4 Lessons to Learn From Abusive Acting Teachers

I wrote this article with no small amount of reservations, but I am getting so frustrated, deeply saddened, and downright disturbed by the stories I have been hearing repeatedly from actors about the abuse they have endured from other acting teachers. I feel called to protect actors from this type of “theatrical malpractice.” When they reach me, their talent and natural instincts have been completely flattened. Just as my good doctor friend is horrified by the care some of his patients have received at the hands of other negligent, ego overdriven practitioners out there, I too am outright horrified by the abuse my students have endured at the hands of other “qualified professional coaches” paying their bills by denigrating actors. 

When I was a student, I definitely experienced both my fair share of phenomenal, life-changing teachers, along with ones who should go off and open candy shops in Vermont and leave the entertainment industry well enough alone. Looking back on my experience, here’s what you can learn about human nature and the human condition from even the worst acting teachers. 

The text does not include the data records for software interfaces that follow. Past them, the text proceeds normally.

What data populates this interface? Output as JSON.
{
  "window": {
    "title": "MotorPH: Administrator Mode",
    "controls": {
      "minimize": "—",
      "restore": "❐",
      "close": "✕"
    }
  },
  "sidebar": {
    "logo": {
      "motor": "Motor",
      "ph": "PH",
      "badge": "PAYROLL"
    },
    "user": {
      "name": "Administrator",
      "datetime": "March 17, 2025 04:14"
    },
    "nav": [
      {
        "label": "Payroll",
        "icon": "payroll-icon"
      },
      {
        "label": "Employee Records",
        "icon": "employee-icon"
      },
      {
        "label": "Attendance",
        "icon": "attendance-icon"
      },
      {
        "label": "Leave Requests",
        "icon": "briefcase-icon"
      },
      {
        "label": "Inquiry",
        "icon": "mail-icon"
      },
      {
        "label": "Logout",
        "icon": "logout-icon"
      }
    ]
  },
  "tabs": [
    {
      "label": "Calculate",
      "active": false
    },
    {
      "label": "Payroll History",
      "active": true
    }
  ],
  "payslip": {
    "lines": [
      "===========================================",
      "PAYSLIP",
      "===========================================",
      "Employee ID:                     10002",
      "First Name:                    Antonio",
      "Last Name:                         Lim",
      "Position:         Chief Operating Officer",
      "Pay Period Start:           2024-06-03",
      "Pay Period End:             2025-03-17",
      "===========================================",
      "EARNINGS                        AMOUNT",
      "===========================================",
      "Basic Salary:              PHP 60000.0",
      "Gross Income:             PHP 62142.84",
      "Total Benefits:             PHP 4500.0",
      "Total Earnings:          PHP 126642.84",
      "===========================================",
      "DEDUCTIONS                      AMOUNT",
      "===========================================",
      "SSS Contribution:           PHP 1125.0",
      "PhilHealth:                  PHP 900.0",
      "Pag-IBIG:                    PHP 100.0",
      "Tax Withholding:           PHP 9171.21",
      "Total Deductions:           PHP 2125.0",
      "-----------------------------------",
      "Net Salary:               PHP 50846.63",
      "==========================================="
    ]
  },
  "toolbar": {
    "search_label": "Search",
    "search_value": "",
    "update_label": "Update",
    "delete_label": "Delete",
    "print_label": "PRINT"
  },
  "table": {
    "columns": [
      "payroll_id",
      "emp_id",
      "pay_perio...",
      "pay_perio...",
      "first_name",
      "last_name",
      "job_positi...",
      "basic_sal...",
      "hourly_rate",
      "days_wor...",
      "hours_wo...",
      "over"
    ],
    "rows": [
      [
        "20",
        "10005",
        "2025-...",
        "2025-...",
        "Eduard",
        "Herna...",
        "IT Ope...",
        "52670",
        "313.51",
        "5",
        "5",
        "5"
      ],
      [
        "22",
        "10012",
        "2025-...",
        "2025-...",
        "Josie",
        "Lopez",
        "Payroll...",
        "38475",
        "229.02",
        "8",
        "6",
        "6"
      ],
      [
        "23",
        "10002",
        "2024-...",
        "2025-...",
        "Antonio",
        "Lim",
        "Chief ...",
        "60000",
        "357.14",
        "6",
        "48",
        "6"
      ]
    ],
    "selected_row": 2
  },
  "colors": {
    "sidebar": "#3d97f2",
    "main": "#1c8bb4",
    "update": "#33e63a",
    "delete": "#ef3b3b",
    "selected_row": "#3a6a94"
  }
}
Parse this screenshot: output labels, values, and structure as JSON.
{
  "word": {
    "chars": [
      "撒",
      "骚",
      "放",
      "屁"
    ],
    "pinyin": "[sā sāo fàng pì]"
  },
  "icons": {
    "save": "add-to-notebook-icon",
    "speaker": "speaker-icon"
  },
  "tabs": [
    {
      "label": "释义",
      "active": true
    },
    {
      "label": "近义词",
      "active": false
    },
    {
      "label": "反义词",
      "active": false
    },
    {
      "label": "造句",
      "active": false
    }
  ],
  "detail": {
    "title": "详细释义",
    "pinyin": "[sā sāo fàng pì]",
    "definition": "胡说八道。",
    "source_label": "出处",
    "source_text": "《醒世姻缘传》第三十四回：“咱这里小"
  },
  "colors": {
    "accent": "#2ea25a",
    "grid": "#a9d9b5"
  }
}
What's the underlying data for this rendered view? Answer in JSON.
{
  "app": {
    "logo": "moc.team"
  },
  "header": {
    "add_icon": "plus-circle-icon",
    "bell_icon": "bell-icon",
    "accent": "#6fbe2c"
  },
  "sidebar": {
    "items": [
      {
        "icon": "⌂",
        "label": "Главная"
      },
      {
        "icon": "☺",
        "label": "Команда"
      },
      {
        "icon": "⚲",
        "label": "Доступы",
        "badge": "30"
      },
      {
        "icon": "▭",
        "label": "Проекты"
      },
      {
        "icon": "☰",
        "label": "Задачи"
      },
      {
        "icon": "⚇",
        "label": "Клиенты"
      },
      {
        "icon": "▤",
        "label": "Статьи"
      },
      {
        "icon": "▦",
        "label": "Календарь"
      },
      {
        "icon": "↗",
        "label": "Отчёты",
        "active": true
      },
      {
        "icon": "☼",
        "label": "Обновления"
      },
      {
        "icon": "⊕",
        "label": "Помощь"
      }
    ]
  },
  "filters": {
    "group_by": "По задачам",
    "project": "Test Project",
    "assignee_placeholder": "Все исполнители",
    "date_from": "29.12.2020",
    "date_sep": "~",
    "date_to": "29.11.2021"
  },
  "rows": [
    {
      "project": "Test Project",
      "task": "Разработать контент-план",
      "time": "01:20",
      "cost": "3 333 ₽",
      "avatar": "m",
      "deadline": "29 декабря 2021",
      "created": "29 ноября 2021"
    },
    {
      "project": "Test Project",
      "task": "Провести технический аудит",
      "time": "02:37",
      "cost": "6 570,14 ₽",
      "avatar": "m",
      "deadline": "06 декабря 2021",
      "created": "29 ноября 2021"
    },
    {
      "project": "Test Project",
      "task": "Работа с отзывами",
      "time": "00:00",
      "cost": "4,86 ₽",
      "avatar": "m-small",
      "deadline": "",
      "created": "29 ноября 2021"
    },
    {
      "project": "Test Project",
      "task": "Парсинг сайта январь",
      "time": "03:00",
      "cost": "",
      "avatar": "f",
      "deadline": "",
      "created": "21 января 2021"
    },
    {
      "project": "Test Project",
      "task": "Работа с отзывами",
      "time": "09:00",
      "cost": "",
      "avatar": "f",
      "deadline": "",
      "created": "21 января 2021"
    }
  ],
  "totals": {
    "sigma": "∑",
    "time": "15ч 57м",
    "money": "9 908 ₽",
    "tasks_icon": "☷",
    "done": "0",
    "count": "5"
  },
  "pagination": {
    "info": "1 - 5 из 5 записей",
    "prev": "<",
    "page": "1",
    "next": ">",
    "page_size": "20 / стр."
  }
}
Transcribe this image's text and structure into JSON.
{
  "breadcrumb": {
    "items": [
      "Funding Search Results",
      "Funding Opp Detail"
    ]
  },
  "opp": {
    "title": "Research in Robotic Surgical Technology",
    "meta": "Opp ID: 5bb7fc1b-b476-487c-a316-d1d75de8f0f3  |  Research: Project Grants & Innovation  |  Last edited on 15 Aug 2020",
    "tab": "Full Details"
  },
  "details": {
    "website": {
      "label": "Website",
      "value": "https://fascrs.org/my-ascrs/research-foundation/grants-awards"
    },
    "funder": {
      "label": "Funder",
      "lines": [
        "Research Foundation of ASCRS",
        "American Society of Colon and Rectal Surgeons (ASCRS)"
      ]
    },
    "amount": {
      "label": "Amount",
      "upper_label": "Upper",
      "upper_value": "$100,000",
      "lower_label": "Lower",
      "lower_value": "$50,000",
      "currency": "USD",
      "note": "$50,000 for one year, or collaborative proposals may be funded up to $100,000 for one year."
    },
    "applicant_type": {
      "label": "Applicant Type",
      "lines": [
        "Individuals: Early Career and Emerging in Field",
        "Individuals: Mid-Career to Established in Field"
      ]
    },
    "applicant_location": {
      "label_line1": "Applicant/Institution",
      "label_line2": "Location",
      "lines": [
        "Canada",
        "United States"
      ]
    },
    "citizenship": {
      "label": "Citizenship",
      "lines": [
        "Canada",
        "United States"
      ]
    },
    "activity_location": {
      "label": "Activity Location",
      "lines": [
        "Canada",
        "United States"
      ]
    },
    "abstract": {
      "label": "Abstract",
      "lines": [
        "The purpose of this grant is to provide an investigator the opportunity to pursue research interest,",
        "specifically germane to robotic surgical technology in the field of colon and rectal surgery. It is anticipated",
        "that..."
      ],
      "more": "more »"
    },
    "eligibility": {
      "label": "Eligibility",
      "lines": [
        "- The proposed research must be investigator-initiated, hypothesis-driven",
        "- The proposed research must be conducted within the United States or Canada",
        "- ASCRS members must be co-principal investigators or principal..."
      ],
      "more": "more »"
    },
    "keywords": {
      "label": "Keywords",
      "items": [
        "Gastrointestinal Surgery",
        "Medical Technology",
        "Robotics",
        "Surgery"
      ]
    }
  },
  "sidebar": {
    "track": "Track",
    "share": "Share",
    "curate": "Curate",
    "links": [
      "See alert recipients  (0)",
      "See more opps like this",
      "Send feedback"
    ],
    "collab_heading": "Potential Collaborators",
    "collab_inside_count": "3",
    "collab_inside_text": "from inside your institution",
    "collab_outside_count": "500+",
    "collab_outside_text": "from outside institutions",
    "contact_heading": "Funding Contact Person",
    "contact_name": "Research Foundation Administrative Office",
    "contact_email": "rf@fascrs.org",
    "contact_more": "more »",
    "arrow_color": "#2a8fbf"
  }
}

1. The human ego knows no bounds. Have you ever heard that “love is boundless”? Well that works both ways. Self-love is also boundless and there are truly no limits as to what certain acting teachers or “delicate geniuses” (as George Costanza would say) can reach when it comes to tiresome expressions of egotism: namedropping, unbridled condescension, the endless stories about the shows/films/plays they worked on regardless of relevancy. Understanding the powerful breadth and depth of the human ego is important. As you go on your way, you’re going to encounter many more egotistical people. Many bad acting teachers are also egomaniacs, and being aware of this can help you understand the power dynamics at play when you deal with such people. Egomaniacs have a knack for making anything (including your struggles with a scene or an audition technique) about them. Your successes are used for further self-aggrandizement. 

2. There is no lesson to learn from abuse. I hear actors rationalize abuse-based classes all the time. They claim there’s something to be learned or some form of development that goes on when an acting teacher will “cut someone down” or “put them in their place” or mock, deride, or otherwise make an example of other actors. That is complete BS. These actors are simply making an excuse for bullying, and are thus enabling it. I would love—and when I say I would love, I mean it would be my dream—if a class of actors walked out on a teacher that did that asserting an ultimatum: We’re not coming back until you talk to us like the equals that we are. 

When acting teachers engage in such unacceptable behavior it’s simply akin to them attempting to feel empowered. Other times, it’s the teacher expressing frustration through a mini temper tantrum. If you’re not going to call the teacher out on such behavior—and who more better suited to doing this than the actors who pay (ostensibly employ) this teacher—then at the very least, you should make certain to make severe mental notes to yourself on the matter, and hopefully view the teacher through a new lens and greater scrutiny. 

3. Yes, some teachers are jealous of their students. This might sound crazy because why would a teacher (or anyone for that matter) be jealous of a bunch of struggling actors, but the reality is true: some teachers are. They envy your success, your talent, your fearlessness, your energy, your fresh perspective, and likewise, your lack of jadedness. Sometimes this jealousy comes out in bullying behaviors, as discussed above. Other times this jealousy manifests as the teacher being negative, projecting negative outcomes, or being overly critical (and masking that criticism as “instruction”). 

Before studying privately with me, one of my hugely talented and award-winning musician/singer-songwriter clients described being publicly berated and humiliated in front of her peers by a well-known, abuse-based acting teacher in L.A. simply because her acting career was starting to take off and she needed to take a break from studio classes.

4. Fear manifests in a variety of ways. Fear doesn’t just rear its ugly head through bullying or hysteria—sometimes it’s via the soft and saccharine-esque environments of certain acting classes which have the demeanor of a summer camp session. Some acting teachers manifest their fear and insecurity by not offering any real correction. This largely manifests via warm and fuzzy classes where actors are coddled and not given any real corrections or points for improvement. Acting teachers like these generally have a very warped viewpoint of what their job is or, I find, are uncomfortable saying anything unpleasant. As many of you have learned, it is through unpleasant realities, presented respectfully and professionally, that we all learn to grow and adapt—and in the context of an acting class, hopefully become better actors. 

This article was originally posted on Backstage